Not too long ago, I was an 18-year-old college freshman who had started to plan the rest of her life the second she stepped foot into her dorm room.
She had the following plans: graduate at age 21 and immediately start working full-time, get engaged to her (then) boyfriend by age 22, be married by age 24 and have two children at ages 26 and 28. She had it all figured out.
At the time, those short-term dreams seemed in my grasp — they were. What I didn't — nor wanted to — understand, though, was how quickly things could change.
Sure, I still graduated at age 21 and started my full-time work shortly thereafter, but my other plans crumbled in front of my eyes.
I broke up with my boyfriend just after graduation, which defeated the engagement, marriage and children goals (for the time being). Though my life felt like it was over, it was just the beginning.
So many of us have a set life plan. While aiming to reach those goals is certainly a positive, productive attitude to have, keep these five tips in mind while you’re working to make your plan a reality.
Only control what you can.
I wanted to be engaged at age 22, but when my boyfriend and I broke up, I realized that was no longer my plan. What was I supposed to do?
Ask the next guy I saw to marry me before I became a grandmotherly 23-year-old? Beg my boyfriend to stay with me so we could work things out and get engaged?
Ladies and gents, your 20s are your prime. Your 30s are still your prime! Chances are, if you need to force something, it isn’t meant to be. Control what you can and let the rest fall into place.
Set tangible goals that only you can reach.
I wanted to be married at age 24 and have two kids by age 28, but those kinds of goals can only be realistic with another person in the picture. Finding a full-time job in my field of study was a tangible goal I set for myself and achieved on my own.
If there’s one valuable lesson I’ve learned, it’s to never to rely on others to make yourself happy. Set short-term goals that you can achieve through your own hard work and from your own motivation.
Recognize why you’re doing what you’re doing.
During my many years of playing sports, I remember coaches saying, “Don’t just go through the motions.” We aren’t robots; we’re meant to do things with purpose and with emotion.
Recognize why you’re doing what you’re doing, whether it’s work, being in a relationship or moving away from home. Once you have a purpose, you’ll be able to set and achieve those tangible goals.
Accept and embrace change.
Though it’s so cliché, I firmly believe that everything happens for a reason. Maybe you just weren’t meant to land that job right now because something better is on the horizon and maybe your recent breakup will eventually help you rekindle your romance or lead you to a new relationship.
It’s only human to want what we want when we want it, but don’t fear change. If anything, make the best of your situation and good things will fall in your favor.
Appreciate the value of time.
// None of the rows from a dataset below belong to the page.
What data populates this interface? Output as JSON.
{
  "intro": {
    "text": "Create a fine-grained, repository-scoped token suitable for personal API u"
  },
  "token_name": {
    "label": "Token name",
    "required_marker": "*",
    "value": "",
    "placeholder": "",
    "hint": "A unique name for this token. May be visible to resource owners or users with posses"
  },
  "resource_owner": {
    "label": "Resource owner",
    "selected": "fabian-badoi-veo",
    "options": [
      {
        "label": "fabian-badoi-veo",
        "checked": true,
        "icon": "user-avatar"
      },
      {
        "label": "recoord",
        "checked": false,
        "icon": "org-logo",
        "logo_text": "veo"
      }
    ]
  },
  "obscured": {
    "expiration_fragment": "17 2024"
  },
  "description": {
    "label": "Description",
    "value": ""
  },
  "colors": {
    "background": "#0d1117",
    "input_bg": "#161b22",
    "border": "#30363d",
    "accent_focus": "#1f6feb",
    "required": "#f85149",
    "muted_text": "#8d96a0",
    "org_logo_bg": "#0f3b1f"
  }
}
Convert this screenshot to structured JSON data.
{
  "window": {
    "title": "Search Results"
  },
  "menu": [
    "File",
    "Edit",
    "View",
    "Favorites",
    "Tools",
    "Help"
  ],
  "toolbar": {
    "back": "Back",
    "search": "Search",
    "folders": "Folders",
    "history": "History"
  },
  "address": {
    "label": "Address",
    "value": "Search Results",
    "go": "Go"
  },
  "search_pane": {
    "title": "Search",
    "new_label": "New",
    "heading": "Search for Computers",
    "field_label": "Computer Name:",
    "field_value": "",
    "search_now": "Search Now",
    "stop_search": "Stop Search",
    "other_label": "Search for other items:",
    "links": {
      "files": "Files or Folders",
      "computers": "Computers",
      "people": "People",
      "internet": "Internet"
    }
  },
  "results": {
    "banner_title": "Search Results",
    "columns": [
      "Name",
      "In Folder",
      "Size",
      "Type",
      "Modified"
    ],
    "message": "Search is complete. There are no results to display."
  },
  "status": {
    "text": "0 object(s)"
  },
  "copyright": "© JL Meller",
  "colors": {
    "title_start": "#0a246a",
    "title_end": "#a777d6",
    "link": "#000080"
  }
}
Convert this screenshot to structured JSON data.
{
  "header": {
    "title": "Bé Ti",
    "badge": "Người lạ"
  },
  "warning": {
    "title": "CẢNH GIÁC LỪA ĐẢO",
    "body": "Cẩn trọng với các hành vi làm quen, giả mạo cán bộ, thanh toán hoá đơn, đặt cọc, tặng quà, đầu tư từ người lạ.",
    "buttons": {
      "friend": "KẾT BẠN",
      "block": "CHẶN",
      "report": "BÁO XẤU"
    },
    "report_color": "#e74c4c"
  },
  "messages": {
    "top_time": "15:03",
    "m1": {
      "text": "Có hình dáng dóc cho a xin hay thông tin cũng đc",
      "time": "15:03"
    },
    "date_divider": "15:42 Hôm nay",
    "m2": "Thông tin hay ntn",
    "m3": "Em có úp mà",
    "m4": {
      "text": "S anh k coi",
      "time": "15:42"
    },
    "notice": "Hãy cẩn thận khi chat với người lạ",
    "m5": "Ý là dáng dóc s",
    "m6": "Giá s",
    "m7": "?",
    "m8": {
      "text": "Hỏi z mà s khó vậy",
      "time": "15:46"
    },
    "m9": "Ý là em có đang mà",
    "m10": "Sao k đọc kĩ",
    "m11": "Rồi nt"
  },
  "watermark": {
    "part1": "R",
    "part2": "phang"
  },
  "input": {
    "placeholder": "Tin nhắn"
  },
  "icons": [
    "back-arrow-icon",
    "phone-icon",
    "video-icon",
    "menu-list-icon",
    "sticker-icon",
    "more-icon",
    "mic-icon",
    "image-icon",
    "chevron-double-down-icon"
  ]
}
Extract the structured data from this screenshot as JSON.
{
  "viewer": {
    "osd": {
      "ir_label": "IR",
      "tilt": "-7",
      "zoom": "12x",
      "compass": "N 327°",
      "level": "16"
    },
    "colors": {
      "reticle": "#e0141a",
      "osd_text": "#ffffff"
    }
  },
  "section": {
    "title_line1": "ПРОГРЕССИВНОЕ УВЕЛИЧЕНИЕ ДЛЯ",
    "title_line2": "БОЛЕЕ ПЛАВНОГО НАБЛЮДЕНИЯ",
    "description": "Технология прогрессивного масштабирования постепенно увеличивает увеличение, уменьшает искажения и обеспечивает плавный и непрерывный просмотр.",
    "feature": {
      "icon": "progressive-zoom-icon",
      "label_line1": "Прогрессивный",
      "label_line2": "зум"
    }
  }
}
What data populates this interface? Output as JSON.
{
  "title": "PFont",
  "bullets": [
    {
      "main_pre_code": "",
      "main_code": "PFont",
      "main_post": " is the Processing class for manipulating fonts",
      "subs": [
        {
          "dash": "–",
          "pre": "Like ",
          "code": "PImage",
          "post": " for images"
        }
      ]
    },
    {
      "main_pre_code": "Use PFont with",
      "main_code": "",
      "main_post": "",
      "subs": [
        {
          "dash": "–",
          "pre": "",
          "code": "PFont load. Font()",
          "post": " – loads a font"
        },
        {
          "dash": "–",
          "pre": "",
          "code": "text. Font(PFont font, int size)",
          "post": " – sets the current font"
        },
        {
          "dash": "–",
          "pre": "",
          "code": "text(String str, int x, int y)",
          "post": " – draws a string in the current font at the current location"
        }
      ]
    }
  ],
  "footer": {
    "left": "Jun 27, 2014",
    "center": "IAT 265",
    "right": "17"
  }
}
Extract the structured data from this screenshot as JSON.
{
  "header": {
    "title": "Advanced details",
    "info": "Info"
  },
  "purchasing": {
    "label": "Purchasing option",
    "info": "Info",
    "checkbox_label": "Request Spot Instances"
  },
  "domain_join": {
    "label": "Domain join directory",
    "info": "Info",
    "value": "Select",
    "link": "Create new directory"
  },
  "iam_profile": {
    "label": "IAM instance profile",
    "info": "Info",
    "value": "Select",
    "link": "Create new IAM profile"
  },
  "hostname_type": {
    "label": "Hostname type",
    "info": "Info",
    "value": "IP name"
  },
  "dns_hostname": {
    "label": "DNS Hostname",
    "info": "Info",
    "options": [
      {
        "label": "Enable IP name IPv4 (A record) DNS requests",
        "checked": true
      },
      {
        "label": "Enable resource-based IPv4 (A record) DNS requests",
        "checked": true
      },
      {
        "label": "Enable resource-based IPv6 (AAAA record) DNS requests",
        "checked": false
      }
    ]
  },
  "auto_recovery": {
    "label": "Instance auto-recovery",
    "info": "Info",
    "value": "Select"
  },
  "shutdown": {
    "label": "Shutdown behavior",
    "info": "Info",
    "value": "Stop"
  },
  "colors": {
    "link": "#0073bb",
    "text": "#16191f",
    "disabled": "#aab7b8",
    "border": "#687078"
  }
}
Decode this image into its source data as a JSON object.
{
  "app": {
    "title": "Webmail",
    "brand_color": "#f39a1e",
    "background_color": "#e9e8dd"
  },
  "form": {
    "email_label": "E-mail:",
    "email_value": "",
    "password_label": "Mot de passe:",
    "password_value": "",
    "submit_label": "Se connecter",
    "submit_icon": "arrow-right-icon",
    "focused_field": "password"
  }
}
It seems we rush into things that shouldn’t be rushed and put off things that shouldn’t be put off. However young or old you think you are, make the best use of your time. Recognize what is and isn’t important to you.
The clock will tick either way, so make each second count!